  • žNausea and vomiting are complex processes that can be
  • what contribute to vomiting
  • žAntiemetics generally target
  • žThe two major prokinetics in the US
    • žSide effects of these meds
  • When treating CINV, choose the antiemetic regimen that corresponds with

  • žNausea and vomiting are complex processes that can be adaptive and non-adaptive
  • žHigher centers (emotions), the cerebellum, the inner ear (vestibular), the nucleus of the solitary tract, the area postrema (CTZ) and cells in the GI tract may all contribute to vomiting
  • žAntiemetics generally target 5-HT3, NK1, H1, M2, D2, and CB receptors. 
  • žThe two major prokinetics in the US are erythromycin and metoclopramide; prokinetics can also be used as weak antiemetics
    • žSide effects of these meds are mainly CNS and cardiac, and they can be severe

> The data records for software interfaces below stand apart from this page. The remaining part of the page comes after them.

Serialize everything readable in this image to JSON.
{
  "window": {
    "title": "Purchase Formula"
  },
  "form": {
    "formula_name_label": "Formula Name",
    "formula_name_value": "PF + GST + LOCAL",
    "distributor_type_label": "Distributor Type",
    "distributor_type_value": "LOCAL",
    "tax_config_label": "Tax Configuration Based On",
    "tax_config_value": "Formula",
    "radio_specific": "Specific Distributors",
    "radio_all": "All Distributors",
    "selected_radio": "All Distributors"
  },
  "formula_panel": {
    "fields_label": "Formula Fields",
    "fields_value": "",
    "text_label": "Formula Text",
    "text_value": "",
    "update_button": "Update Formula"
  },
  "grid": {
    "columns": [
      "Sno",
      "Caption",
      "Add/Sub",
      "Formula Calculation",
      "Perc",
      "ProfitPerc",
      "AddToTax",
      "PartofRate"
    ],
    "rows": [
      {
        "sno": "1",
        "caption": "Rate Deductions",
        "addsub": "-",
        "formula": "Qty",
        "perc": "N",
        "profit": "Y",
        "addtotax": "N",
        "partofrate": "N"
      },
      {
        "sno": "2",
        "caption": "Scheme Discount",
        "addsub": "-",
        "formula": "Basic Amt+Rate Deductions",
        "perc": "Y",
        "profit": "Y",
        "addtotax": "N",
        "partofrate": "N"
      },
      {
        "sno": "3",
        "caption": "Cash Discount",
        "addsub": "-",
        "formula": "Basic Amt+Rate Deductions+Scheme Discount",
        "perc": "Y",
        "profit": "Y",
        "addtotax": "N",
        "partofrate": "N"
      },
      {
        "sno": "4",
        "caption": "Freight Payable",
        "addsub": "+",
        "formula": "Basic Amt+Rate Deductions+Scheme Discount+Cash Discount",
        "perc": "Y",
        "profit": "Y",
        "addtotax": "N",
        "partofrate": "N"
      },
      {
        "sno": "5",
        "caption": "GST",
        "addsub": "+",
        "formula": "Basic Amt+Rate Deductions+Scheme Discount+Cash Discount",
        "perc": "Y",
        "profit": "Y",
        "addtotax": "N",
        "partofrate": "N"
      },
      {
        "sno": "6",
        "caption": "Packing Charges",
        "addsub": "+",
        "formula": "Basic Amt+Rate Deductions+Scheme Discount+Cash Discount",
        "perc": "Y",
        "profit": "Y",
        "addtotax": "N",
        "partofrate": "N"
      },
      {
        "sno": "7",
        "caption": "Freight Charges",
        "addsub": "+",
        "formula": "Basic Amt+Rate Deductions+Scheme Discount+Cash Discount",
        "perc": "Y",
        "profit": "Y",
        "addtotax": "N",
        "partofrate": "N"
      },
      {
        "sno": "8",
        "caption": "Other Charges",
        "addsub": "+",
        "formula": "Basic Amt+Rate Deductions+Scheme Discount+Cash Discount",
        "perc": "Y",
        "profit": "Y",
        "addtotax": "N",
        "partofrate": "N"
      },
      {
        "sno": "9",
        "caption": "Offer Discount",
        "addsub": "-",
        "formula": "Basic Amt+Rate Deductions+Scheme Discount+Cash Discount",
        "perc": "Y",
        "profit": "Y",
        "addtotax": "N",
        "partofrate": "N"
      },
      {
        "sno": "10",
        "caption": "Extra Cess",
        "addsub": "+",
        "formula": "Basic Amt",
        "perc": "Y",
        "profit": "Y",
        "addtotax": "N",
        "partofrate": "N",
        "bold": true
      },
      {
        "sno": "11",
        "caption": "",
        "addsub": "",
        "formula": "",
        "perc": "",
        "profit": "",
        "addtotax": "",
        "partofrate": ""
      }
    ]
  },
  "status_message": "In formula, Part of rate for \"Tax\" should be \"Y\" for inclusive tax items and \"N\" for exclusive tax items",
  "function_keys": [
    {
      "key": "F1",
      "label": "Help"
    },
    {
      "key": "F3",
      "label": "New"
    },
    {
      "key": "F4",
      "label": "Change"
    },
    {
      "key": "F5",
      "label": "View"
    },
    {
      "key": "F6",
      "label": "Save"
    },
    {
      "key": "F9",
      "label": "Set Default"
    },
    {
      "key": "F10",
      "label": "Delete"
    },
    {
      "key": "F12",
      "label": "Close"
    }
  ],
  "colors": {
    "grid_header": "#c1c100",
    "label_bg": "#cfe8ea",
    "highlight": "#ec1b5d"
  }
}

  • žWhen treating CINV, choose the antiemetic regimen that corresponds with the most emetogenic chemo agent.